* SUPPLIED RECORDS:
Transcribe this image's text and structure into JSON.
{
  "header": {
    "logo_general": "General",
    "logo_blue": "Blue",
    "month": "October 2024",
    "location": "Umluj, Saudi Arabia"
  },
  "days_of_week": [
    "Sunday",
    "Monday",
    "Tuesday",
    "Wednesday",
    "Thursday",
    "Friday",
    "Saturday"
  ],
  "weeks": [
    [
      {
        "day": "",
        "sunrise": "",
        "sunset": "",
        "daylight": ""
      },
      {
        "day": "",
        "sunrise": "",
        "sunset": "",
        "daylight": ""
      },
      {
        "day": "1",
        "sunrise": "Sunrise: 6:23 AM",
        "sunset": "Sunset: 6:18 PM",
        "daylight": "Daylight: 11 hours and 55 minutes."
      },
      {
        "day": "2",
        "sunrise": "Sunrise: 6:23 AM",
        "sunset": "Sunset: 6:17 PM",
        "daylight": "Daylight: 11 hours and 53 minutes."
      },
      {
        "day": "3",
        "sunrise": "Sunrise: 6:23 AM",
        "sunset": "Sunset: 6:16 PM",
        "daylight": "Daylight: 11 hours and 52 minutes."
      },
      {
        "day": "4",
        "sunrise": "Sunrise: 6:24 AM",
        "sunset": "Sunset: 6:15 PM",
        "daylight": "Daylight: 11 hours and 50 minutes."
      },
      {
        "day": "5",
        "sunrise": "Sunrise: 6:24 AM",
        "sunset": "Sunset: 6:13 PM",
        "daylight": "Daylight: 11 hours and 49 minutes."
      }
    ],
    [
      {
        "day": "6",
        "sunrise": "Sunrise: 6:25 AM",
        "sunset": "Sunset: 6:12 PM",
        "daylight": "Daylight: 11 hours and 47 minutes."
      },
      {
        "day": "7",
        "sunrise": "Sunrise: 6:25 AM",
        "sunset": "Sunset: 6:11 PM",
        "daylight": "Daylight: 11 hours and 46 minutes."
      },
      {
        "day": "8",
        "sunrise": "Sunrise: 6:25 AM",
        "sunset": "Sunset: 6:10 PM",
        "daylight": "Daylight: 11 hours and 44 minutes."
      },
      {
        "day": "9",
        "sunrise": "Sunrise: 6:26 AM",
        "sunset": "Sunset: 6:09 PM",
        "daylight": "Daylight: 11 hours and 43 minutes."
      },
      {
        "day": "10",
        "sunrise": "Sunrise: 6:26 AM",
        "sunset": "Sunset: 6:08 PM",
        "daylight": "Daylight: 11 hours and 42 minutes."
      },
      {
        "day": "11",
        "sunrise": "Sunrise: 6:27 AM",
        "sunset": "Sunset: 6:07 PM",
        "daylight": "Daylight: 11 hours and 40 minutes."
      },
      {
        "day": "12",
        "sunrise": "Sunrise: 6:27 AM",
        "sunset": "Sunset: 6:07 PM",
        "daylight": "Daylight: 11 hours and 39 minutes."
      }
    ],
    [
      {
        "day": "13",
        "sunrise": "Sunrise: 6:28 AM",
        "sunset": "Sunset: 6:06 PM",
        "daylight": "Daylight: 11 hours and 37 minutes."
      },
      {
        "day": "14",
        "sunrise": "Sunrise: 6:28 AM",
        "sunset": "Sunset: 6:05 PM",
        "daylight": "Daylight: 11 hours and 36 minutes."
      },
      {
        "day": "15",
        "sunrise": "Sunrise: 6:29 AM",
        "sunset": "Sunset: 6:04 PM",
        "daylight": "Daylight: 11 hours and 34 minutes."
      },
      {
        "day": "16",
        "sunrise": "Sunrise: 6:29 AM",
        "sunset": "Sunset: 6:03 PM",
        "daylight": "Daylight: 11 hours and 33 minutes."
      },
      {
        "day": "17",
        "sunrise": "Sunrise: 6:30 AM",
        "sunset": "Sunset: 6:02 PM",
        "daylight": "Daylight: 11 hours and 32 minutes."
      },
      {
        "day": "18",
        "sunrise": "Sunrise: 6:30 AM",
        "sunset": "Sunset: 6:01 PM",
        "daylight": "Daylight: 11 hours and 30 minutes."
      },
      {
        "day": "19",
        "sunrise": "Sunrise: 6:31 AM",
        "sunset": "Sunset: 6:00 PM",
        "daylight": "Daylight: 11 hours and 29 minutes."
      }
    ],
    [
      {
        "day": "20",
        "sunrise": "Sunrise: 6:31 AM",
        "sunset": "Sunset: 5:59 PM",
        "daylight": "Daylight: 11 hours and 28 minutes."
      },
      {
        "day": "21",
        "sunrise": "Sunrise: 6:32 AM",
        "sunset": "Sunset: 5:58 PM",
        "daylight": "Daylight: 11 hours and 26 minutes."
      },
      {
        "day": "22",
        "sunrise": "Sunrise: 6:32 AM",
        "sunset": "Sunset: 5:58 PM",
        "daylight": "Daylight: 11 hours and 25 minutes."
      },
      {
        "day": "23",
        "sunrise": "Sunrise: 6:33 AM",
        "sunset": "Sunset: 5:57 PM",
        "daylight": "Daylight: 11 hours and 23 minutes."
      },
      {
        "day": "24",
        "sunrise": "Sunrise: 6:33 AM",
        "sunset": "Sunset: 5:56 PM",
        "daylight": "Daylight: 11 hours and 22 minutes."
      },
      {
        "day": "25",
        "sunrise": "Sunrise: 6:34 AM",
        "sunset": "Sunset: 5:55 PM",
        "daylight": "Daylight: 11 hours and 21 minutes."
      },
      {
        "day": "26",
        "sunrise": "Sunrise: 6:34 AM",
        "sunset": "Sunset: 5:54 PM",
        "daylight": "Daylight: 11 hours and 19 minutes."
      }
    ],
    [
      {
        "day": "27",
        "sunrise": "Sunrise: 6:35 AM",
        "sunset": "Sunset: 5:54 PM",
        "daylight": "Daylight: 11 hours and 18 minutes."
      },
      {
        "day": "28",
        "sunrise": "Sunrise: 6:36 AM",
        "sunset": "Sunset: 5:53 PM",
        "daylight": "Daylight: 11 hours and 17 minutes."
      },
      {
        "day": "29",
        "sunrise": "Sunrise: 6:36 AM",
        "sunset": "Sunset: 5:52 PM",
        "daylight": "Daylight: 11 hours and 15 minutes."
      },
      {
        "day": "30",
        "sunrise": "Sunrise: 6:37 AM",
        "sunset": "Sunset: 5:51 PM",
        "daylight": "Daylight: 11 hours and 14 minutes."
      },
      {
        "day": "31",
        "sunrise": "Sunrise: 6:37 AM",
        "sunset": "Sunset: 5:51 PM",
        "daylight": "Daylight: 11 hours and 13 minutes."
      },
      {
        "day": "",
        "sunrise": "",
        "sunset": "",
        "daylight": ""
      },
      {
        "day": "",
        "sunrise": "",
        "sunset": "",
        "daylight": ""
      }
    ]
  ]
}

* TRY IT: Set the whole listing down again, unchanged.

* FINISHED EXERCISE:
Transcribe this image's text and structure into JSON.
{
  "header": {
    "logo_general": "General",
    "logo_blue": "Blue",
    "month": "October 2024",
    "location": "Umluj, Saudi Arabia"
  },
  "days_of_week": [
    "Sunday",
    "Monday",
    "Tuesday",
    "Wednesday",
    "Thursday",
    "Friday",
    "Saturday"
  ],
  "weeks": [
    [
      {
        "day": "",
        "sunrise": "",
        "sunset": "",
        "daylight": ""
      },
      {
        "day": "",
        "sunrise": "",
        "sunset": "",
        "daylight": ""
      },
      {
        "day": "1",
        "sunrise": "Sunrise: 6:23 AM",
        "sunset": "Sunset: 6:18 PM",
        "daylight": "Daylight: 11 hours and 55 minutes."
      },
      {
        "day": "2",
        "sunrise": "Sunrise: 6:23 AM",
        "sunset": "Sunset: 6:17 PM",
        "daylight": "Daylight: 11 hours and 53 minutes."
      },
      {
        "day": "3",
        "sunrise": "Sunrise: 6:23 AM",
        "sunset": "Sunset: 6:16 PM",
        "daylight": "Daylight: 11 hours and 52 minutes."
      },
      {
        "day": "4",
        "sunrise": "Sunrise: 6:24 AM",
        "sunset": "Sunset: 6:15 PM",
        "daylight": "Daylight: 11 hours and 50 minutes."
      },
      {
        "day": "5",
        "sunrise": "Sunrise: 6:24 AM",
        "sunset": "Sunset: 6:13 PM",
        "daylight": "Daylight: 11 hours and 49 minutes."
      }
    ],
    [
      {
        "day": "6",
        "sunrise": "Sunrise: 6:25 AM",
        "sunset": "Sunset: 6:12 PM",
        "daylight": "Daylight: 11 hours and 47 minutes."
      },
      {
        "day": "7",
        "sunrise": "Sunrise: 6:25 AM",
        "sunset": "Sunset: 6:11 PM",
        "daylight": "Daylight: 11 hours and 46 minutes."
      },
      {
        "day": "8",
        "sunrise": "Sunrise: 6:25 AM",
        "sunset": "Sunset: 6:10 PM",
        "daylight": "Daylight: 11 hours and 44 minutes."
      },
      {
        "day": "9",
        "sunrise": "Sunrise: 6:26 AM",
        "sunset": "Sunset: 6:09 PM",
        "daylight": "Daylight: 11 hours and 43 minutes."
      },
      {
        "day": "10",
        "sunrise": "Sunrise: 6:26 AM",
        "sunset": "Sunset: 6:08 PM",
        "daylight": "Daylight: 11 hours and 42 minutes."
      },
      {
        "day": "11",
        "sunrise": "Sunrise: 6:27 AM",
        "sunset": "Sunset: 6:07 PM",
        "daylight": "Daylight: 11 hours and 40 minutes."
      },
      {
        "day": "12",
        "sunrise": "Sunrise: 6:27 AM",
        "sunset": "Sunset: 6:07 PM",
        "daylight": "Daylight: 11 hours and 39 minutes."
      }
    ],
    [
      {
        "day": "13",
        "sunrise": "Sunrise: 6:28 AM",
        "sunset": "Sunset: 6:06 PM",
        "daylight": "Daylight: 11 hours and 37 minutes."
      },
      {
        "day": "14",
        "sunrise": "Sunrise: 6:28 AM",
        "sunset": "Sunset: 6:05 PM",
        "daylight": "Daylight: 11 hours and 36 minutes."
      },
      {
        "day": "15",
        "sunrise": "Sunrise: 6:29 AM",
        "sunset": "Sunset: 6:04 PM",
        "daylight": "Daylight: 11 hours and 34 minutes."
      },
      {
        "day": "16",
        "sunrise": "Sunrise: 6:29 AM",
        "sunset": "Sunset: 6:03 PM",
        "daylight": "Daylight: 11 hours and 33 minutes."
      },
      {
        "day": "17",
        "sunrise": "Sunrise: 6:30 AM",
        "sunset": "Sunset: 6:02 PM",
        "daylight": "Daylight: 11 hours and 32 minutes."
      },
      {
        "day": "18",
        "sunrise": "Sunrise: 6:30 AM",
        "sunset": "Sunset: 6:01 PM",
        "daylight": "Daylight: 11 hours and 30 minutes."
      },
      {
        "day": "19",
        "sunrise": "Sunrise: 6:31 AM",
        "sunset": "Sunset: 6:00 PM",
        "daylight": "Daylight: 11 hours and 29 minutes."
      }
    ],
    [
      {
        "day": "20",
        "sunrise": "Sunrise: 6:31 AM",
        "sunset": "Sunset: 5:59 PM",
        "daylight": "Daylight: 11 hours and 28 minutes."
      },
      {
        "day": "21",
        "sunrise": "Sunrise: 6:32 AM",
        "sunset": "Sunset: 5:58 PM",
        "daylight": "Daylight: 11 hours and 26 minutes."
      },
      {
        "day": "22",
        "sunrise": "Sunrise: 6:32 AM",
        "sunset": "Sunset: 5:58 PM",
        "daylight": "Daylight: 11 hours and 25 minutes."
      },
      {
        "day": "23",
        "sunrise": "Sunrise: 6:33 AM",
        "sunset": "Sunset: 5:57 PM",
        "daylight": "Daylight: 11 hours and 23 minutes."
      },
      {
        "day": "24",
        "sunrise": "Sunrise: 6:33 AM",
        "sunset": "Sunset: 5:56 PM",
        "daylight": "Daylight: 11 hours and 22 minutes."
      },
      {
        "day": "25",
        "sunrise": "Sunrise: 6:34 AM",
        "sunset": "Sunset: 5:55 PM",
        "daylight": "Daylight: 11 hours and 21 minutes."
      },
      {
        "day": "26",
        "sunrise": "Sunrise: 6:34 AM",
        "sunset": "Sunset: 5:54 PM",
        "daylight": "Daylight: 11 hours and 19 minutes."
      }
    ],
    [
      {
        "day": "27",
        "sunrise": "Sunrise: 6:35 AM",
        "sunset": "Sunset: 5:54 PM",
        "daylight": "Daylight: 11 hours and 18 minutes."
      },
      {
        "day": "28",
        "sunrise": "Sunrise: 6:36 AM",
        "sunset": "Sunset: 5:53 PM",
        "daylight": "Daylight: 11 hours and 17 minutes."
      },
      {
        "day": "29",
        "sunrise": "Sunrise: 6:36 AM",
        "sunset": "Sunset: 5:52 PM",
        "daylight": "Daylight: 11 hours and 15 minutes."
      },
      {
        "day": "30",
        "sunrise": "Sunrise: 6:37 AM",
        "sunset": "Sunset: 5:51 PM",
        "daylight": "Daylight: 11 hours and 14 minutes."
      },
      {
        "day": "31",
        "sunrise": "Sunrise: 6:37 AM",
        "sunset": "Sunset: 5:51 PM",
        "daylight": "Daylight: 11 hours and 13 minutes."
      },
      {
        "day": "",
        "sunrise": "",
        "sunset": "",
        "daylight": ""
      },
      {
        "day": "",
        "sunrise": "",
        "sunset": "",
        "daylight": ""
      }
    ]
  ]
}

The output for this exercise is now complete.